** YOUR INSTRUCTIONS **
Every line containing "CRLM" should be copied out. Go through the entries and find them.

** MATERIALS PROVIDED **
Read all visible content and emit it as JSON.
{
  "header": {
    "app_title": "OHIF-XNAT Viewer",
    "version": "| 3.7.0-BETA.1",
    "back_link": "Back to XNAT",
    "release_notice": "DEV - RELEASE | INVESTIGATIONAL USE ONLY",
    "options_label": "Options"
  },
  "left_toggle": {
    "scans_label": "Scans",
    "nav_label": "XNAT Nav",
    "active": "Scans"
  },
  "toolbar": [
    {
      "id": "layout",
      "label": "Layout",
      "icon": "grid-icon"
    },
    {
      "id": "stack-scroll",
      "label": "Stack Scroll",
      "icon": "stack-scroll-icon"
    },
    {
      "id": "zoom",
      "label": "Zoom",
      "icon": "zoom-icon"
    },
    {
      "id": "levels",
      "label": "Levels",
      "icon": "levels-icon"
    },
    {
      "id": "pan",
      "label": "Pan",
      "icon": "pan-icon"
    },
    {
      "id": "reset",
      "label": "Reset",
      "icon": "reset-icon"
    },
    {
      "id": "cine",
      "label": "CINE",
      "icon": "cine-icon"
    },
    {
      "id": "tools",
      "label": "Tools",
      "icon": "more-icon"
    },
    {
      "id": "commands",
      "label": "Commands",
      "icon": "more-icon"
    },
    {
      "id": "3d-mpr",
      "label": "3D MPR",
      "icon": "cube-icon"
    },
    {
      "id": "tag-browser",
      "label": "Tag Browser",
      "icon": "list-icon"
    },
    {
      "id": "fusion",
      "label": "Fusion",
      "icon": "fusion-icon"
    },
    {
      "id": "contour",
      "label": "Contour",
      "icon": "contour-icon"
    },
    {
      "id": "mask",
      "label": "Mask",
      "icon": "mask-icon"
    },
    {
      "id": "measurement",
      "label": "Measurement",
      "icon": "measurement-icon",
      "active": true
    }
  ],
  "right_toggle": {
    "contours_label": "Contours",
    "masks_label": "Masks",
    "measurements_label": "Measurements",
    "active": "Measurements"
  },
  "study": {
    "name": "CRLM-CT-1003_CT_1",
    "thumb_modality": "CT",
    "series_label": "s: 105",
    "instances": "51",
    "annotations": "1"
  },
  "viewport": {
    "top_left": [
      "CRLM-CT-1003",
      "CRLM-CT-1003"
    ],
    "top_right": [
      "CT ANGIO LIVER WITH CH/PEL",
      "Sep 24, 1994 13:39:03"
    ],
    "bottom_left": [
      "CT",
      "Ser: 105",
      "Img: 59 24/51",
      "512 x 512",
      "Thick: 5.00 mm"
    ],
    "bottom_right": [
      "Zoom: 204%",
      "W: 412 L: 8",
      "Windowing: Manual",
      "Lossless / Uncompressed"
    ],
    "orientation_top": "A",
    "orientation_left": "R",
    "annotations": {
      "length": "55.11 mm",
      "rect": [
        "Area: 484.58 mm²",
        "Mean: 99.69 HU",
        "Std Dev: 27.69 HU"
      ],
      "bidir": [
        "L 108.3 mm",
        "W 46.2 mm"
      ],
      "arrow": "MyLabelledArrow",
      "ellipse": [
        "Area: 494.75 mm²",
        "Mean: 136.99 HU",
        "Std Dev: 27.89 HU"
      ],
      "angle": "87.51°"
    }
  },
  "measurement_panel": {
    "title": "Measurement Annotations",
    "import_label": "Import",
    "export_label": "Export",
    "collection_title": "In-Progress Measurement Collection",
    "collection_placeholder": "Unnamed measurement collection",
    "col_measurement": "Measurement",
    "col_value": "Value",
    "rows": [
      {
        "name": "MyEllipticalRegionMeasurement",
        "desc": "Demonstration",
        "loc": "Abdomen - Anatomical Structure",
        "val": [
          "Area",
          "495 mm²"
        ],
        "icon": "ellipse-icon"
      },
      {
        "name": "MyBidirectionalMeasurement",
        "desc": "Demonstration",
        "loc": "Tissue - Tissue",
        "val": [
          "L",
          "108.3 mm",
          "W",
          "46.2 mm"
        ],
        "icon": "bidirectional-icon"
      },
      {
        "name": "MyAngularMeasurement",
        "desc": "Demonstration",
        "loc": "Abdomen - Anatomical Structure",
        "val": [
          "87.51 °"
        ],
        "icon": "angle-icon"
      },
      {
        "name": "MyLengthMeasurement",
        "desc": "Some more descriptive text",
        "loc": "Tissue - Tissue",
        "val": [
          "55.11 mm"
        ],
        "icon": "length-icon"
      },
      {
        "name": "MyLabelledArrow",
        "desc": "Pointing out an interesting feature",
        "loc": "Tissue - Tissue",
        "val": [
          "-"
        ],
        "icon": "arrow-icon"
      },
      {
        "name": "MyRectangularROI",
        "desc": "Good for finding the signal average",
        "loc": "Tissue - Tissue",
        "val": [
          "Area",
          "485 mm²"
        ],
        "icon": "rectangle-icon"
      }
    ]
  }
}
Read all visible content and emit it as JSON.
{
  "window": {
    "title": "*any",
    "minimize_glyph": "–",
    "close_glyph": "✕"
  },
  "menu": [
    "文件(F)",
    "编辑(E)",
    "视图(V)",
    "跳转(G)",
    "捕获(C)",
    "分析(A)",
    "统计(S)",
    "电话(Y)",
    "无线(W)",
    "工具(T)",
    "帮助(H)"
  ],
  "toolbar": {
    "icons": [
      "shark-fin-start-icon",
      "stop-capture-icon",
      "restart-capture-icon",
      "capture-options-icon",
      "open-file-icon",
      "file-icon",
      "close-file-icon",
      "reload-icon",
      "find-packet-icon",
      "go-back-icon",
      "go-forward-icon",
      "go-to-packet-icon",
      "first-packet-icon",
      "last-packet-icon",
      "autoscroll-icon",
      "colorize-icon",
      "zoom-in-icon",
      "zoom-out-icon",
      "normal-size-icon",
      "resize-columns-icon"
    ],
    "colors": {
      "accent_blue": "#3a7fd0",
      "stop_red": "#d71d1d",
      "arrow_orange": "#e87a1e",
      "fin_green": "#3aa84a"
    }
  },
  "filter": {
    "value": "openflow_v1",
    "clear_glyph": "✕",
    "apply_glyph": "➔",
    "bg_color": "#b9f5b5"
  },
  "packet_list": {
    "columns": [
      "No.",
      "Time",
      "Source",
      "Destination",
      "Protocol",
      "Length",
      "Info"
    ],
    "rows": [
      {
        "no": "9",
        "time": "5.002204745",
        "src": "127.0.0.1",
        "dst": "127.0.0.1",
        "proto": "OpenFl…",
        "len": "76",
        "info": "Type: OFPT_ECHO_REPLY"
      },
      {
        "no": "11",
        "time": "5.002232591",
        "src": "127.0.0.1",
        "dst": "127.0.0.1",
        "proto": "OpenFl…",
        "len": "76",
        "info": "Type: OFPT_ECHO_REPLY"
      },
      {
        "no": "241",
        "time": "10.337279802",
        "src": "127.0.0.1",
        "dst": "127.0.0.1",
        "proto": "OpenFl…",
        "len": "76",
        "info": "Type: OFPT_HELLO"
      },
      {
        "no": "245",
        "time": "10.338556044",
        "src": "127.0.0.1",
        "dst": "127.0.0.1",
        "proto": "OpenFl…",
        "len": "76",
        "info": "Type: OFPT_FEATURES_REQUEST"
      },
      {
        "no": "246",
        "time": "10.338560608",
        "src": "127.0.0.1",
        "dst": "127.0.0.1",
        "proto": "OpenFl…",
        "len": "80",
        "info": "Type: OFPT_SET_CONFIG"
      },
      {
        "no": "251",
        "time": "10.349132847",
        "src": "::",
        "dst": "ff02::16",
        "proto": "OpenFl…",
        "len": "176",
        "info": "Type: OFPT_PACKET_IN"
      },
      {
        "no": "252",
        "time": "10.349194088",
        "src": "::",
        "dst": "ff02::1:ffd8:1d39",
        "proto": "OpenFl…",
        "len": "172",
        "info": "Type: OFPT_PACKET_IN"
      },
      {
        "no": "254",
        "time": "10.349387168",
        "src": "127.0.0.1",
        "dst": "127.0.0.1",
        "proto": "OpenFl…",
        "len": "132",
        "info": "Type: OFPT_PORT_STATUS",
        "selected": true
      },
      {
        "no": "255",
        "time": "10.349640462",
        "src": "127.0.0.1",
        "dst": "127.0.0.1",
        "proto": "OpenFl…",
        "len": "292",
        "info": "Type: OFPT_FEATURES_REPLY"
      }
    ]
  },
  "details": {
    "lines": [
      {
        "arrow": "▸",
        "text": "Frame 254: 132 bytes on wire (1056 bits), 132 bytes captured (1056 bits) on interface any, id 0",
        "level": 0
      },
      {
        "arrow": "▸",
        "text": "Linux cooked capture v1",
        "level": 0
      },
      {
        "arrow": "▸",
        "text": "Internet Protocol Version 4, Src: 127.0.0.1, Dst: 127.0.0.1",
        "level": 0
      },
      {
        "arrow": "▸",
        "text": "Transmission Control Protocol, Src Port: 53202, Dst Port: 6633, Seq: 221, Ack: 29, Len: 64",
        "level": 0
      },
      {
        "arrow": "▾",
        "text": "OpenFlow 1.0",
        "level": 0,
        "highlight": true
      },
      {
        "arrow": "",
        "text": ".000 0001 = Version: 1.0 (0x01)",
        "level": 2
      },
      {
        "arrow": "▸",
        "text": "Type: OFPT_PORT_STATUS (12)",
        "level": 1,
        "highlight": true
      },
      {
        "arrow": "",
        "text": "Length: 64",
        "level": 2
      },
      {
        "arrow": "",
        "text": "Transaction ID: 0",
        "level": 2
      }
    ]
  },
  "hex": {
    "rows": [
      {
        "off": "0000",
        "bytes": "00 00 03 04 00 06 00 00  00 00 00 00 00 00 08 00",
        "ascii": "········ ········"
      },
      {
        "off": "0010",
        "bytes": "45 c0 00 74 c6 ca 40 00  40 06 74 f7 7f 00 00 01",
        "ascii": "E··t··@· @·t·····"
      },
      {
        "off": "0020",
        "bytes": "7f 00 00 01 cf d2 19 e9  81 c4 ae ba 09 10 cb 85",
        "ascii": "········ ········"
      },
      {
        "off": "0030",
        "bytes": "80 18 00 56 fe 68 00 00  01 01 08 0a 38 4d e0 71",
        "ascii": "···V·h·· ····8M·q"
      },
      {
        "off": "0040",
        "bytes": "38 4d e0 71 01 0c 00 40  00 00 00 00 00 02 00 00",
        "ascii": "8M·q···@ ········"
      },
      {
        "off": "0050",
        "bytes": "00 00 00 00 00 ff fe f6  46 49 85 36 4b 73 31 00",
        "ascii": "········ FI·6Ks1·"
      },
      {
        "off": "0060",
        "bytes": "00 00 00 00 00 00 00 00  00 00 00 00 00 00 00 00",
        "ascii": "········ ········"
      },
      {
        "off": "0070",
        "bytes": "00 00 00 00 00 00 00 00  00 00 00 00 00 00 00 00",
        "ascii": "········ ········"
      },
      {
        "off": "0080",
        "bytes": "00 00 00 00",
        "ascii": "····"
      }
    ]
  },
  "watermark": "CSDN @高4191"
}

** RESULT **
    "name": "CRLM-CT-1003_CT_1",
      "CRLM-CT-1003",
      "CRLM-CT-1003"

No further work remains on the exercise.